by Mike Masnick
Tue, Oct 19th 2010 6:49am
from the espionage-is-not-war dept
Of course, right before I had read that article, I had been reading an article where the reporter spoke to an energy grid expert, who called such claims "a bunch of hooey." The guy, Seth Blumsack, along with a couple of colleagues, had been hearing all these stories about how "at risk" the electric grid was, so they went looking for the evidence. After looking at the claims and predictions, they realized that those claiming the electrical grid was at risk didn't actually appear to understand the physics of how electric grids actually work.
Blumsack, Hines and Cotilla-Sanchez decided to contrast the performance of a topological model with one based on actual physics - specifically on Ohm's and Kirchoff's Laws governing the flow of electricity in the real world. They tried out both kinds of model on an accurate representation of the North American Eastern Interconnect, the largest and one of the most trouble-prone portions of the US grid, using real-world data from a test case generated in 2005.Seems like, once again, the claims of cyberwar are overblown.
The three engineers say that the physics-driven model was much closer to reality, and that this verifies what physics models show. The results showed that in fact it is major grid components through which a lot of power flows - big generating stations and massive transformers - which are the main points of vulnerability, not the minor installations scattered across the country.
It isn't so much that a minor event on a minor line or installation can't crash the network: such things do happen. But in general there have to be huge numbers of such minor events before one of them happens to hit the miracle weak point and bring everything down. It would be an impossible task for terrorists or other malefactors to know in advance just where and when a minor pinprick could cause massive effects.

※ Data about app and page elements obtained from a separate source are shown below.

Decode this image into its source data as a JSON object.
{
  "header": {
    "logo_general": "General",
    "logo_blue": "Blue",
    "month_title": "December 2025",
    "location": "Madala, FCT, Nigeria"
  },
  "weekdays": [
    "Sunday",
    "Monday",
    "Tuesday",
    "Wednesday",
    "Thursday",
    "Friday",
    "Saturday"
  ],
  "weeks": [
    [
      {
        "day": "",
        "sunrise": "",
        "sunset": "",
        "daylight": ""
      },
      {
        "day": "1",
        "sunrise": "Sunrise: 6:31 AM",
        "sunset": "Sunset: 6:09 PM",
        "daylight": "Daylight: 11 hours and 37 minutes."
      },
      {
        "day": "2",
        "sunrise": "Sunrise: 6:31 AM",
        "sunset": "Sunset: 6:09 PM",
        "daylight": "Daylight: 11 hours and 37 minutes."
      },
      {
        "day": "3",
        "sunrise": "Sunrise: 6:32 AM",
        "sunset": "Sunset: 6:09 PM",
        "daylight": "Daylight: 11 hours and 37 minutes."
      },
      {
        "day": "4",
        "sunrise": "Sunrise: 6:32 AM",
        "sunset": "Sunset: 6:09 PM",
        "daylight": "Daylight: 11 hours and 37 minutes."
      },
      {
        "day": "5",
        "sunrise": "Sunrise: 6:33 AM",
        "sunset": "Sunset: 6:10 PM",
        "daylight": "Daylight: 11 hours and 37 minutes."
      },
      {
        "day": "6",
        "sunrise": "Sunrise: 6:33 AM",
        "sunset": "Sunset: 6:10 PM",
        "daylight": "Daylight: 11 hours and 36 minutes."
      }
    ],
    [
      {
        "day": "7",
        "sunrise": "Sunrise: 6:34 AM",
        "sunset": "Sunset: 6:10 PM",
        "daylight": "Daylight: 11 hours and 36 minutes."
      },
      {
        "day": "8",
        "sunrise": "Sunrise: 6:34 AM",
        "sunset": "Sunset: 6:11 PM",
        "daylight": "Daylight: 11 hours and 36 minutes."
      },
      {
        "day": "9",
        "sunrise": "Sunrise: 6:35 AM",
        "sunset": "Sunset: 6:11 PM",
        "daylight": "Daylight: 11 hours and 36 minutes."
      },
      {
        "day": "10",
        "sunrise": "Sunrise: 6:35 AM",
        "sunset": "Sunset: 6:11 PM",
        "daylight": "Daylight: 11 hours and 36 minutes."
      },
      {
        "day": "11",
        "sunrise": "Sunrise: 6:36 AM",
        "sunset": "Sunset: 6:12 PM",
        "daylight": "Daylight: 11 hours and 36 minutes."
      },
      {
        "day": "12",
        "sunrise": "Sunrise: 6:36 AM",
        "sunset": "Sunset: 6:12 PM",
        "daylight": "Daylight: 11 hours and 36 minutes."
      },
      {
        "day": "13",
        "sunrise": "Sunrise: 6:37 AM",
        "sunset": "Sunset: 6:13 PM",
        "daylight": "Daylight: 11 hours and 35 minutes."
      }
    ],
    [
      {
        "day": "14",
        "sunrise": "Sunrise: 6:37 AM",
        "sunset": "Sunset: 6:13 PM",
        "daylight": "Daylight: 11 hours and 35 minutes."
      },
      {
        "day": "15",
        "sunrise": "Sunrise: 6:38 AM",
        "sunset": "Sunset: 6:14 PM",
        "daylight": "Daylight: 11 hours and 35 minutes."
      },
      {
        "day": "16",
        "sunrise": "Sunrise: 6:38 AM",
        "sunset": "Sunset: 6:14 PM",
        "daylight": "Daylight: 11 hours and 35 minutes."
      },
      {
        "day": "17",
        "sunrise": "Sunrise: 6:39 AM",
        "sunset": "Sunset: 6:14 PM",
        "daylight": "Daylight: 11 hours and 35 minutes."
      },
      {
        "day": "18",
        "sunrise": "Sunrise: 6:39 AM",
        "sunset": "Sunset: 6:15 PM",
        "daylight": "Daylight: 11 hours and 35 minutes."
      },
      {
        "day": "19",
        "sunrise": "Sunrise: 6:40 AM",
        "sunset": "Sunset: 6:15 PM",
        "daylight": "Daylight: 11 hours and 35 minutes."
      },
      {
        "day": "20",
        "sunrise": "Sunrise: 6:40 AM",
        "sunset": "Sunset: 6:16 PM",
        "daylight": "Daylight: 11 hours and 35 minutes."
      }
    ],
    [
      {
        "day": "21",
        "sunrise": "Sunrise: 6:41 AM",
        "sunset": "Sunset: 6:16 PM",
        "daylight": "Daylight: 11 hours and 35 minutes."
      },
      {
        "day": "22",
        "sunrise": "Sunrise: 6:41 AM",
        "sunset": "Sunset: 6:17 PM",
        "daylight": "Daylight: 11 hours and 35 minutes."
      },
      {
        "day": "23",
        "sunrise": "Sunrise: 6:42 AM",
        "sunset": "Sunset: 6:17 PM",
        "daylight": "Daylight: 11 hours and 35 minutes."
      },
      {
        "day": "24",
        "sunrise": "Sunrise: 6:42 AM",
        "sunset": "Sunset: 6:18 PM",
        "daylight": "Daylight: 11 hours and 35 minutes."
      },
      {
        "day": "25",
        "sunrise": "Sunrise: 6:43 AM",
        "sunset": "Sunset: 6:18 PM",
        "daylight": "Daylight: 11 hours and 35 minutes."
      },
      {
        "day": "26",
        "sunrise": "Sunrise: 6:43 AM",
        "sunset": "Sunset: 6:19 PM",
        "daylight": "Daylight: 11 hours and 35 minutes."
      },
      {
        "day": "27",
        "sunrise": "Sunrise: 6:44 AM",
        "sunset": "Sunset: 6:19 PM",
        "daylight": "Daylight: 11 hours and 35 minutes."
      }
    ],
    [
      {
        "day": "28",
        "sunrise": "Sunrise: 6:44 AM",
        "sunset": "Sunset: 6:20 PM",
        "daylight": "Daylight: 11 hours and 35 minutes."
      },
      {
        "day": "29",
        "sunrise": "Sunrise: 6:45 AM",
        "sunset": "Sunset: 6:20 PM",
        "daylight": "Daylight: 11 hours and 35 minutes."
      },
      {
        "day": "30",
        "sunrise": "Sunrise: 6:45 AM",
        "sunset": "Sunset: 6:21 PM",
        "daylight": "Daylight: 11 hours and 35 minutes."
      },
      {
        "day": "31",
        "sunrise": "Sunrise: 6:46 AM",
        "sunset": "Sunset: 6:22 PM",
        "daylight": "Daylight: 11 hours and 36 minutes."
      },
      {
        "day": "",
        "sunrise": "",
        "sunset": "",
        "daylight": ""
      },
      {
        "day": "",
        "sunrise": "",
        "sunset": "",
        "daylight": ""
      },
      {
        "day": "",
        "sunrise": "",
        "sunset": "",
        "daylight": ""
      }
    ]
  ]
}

"Our system is quite robust to small things failing," says Hines.